Another thing you should do is to clear leaf litter and weeds from your garden. This will eliminate many pest habitats. Spread clean mulch instead.
In order to prevent plant-specific infections, interplant with companion plants and rotate your crops each year. This will eliminate some of the most common problems.
You should also encourage beneficial insects in your garden. They will keep pest population low.
To avoid fungal and insect damage, always make sure to water early in the morning and not in the middle of the day.
Common Garden Pests
It’s important to understand that pests largely vary from garden to garden. However, there are some very common pests you can find almost anywhere.
Here is the list of the most common pests and the most effective natural methods to get rid of them:
• Aphids. Ways to combat them: insecticidal soap, horticultural oil, attracting beneficial insects.
• Armyworm. Combat them with row covers and handpicking.
• Asparagus beetle. Combat with poultry predation, neem and handpicking.
• Blister beetle.
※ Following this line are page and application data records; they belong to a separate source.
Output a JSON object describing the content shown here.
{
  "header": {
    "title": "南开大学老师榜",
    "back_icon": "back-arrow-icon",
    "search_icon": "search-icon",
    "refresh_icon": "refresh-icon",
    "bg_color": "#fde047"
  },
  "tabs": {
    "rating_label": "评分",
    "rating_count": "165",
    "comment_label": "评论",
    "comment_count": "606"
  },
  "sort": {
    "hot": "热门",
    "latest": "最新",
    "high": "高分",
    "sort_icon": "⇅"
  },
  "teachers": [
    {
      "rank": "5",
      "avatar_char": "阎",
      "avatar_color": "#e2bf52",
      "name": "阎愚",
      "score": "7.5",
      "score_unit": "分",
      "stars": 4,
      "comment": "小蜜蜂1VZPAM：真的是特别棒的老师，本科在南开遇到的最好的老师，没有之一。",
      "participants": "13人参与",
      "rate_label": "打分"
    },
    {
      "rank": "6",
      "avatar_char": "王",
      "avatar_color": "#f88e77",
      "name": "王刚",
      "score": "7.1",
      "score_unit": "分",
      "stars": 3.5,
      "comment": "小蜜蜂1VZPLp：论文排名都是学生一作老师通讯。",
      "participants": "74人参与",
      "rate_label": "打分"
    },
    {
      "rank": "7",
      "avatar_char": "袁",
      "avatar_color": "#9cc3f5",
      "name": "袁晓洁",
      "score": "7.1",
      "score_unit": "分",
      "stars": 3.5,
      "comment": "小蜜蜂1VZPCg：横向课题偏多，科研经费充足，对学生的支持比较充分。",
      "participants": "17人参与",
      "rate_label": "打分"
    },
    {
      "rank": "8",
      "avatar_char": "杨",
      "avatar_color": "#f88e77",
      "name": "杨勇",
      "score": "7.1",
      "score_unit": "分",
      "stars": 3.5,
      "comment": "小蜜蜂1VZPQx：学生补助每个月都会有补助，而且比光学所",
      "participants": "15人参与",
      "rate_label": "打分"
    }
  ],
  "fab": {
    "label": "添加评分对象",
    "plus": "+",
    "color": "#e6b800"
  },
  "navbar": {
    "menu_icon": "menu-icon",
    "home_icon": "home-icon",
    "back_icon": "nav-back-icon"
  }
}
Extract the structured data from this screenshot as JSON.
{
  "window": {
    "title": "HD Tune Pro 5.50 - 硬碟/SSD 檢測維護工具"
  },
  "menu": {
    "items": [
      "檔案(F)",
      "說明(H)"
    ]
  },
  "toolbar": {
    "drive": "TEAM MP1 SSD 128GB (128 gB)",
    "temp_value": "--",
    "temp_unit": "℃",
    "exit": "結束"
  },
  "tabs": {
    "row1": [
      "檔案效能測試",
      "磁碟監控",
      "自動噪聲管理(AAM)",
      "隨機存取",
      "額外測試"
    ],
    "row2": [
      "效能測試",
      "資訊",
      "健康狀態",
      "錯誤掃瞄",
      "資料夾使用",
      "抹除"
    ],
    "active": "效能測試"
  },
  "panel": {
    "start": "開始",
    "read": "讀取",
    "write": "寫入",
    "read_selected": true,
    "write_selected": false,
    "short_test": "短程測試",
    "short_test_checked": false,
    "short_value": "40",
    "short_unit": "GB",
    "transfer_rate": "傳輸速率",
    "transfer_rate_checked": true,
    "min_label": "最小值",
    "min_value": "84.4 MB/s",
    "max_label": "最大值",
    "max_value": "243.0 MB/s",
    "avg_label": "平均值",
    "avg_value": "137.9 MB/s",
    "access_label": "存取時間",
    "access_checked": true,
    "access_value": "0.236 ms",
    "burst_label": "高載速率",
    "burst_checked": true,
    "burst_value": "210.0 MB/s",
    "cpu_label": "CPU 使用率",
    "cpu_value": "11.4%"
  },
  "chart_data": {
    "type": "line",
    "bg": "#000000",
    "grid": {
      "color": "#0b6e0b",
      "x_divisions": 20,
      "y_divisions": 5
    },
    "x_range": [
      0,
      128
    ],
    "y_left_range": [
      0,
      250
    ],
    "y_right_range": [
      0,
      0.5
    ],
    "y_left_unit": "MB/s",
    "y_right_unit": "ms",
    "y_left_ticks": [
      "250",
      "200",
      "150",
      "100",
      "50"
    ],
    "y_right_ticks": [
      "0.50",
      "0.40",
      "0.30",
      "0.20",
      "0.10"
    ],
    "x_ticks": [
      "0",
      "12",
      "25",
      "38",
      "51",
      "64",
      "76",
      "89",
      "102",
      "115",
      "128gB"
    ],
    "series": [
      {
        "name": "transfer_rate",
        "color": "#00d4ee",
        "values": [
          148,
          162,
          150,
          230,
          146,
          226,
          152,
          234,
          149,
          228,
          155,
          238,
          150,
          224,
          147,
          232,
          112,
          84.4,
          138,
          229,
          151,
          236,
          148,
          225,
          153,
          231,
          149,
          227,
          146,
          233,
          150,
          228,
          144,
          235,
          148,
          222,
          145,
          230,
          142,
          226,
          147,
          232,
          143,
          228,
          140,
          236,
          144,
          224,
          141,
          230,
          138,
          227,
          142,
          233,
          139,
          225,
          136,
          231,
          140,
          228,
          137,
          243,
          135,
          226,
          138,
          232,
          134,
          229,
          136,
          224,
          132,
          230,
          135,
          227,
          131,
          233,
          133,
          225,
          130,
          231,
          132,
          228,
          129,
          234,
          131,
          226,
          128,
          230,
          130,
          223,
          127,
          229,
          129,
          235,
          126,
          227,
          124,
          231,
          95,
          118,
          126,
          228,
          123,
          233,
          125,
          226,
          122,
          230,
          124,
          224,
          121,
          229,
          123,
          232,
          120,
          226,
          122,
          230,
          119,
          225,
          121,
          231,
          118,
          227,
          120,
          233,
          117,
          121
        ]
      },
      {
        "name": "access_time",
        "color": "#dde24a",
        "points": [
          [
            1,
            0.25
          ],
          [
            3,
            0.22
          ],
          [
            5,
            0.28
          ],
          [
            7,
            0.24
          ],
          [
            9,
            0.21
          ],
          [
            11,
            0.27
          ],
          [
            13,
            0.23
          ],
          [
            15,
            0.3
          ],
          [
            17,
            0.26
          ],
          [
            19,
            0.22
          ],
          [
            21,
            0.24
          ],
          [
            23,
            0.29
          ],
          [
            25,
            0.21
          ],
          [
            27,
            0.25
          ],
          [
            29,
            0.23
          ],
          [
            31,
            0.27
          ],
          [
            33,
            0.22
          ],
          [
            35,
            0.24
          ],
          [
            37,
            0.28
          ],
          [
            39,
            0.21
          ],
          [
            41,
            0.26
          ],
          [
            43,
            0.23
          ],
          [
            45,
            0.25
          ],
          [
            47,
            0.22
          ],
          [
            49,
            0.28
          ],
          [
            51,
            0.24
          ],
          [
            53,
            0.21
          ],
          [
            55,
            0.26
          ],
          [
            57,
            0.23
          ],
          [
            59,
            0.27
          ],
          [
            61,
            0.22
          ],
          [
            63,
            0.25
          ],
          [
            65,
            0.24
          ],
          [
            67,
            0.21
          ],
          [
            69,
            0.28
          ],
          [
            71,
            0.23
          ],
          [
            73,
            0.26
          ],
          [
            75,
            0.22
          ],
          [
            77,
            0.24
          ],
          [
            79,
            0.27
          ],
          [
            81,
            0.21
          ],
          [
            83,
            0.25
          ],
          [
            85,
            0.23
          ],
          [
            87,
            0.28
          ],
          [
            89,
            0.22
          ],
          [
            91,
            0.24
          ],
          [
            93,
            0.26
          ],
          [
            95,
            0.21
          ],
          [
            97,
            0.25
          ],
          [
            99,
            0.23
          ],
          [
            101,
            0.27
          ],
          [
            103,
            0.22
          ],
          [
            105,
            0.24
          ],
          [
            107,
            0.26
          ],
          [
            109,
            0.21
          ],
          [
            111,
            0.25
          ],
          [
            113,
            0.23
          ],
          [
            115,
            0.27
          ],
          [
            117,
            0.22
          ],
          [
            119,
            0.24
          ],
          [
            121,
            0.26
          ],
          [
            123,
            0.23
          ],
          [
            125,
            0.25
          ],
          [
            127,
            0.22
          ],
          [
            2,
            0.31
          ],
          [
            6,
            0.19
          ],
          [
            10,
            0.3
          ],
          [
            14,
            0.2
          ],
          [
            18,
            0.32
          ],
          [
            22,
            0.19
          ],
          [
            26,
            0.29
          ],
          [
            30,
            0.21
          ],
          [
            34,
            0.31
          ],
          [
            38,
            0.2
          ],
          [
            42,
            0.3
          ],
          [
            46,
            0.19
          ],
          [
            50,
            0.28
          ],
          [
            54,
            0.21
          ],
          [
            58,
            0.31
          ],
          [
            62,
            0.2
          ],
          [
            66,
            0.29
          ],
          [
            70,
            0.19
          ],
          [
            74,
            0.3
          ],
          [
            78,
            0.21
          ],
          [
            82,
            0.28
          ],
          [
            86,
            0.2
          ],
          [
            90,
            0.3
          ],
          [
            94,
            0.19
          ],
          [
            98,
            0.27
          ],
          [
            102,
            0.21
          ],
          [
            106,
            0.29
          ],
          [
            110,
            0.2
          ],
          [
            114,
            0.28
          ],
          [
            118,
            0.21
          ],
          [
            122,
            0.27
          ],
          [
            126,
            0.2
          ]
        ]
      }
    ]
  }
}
Combat with poultry predation, neem and handpicking.
• Cabbage root maggot. Ways to combat: crop rotation, beneficial nematodes and diatomaceous earth.
• Cabbageworm. Combat with row covers and handpicking.
• Carrot rust fly. Combat using crop rotation, beneficial nematodes and diatomaceous earth.
• Colorado potato beetle. Combat using poultry predation, neem and handpicking.
• Corn earworm. Combat using horticultural oil and beneficial nematodes.
• Cucumber beetle. Ways to combat are poultry predation, neem and handpicking.
• Flea beetle. Combat with insecticidal soap, garlic-pepper spray and row covers.
• Harlequin bug. Combat with handpicking, good garden sanitation and neem.
• Japanese beetle. Combat using handpicking, row covers and milky spore disease.
• Mexican bean beetle. Combat using poultry predation, neem and handpicking.
• Onion root maggot. Ways to combat: crop rotation, beneficial nematodes and diatomaceous earth.
• Slugs. Combat with handpicking, iron phosphate slug bait and diatomaceous earth.
• Snails. Combat using handpicking, iron phosphate slug bait and diatomaceous earth.
• Squash bug. Combat with handpicking, good garden sanitation and neem.
• Squash vine borer. Combat using growing resistant varieties, crop rotation and beneficial nematodes.
• Stink bug. Ways to combat: handpicking, good garden sanitation and neem.
• Tarnished plant bug. Combat using handpicking, good garden sanitation and neem.
• Tomato hornworm. Combat using handpicking and row covers.
• Whitefly. Combat with insecticidal soap, attracting beneficials and horticultural oil.
• Cutworm. Combat with rigid collars and diatomaceous earth.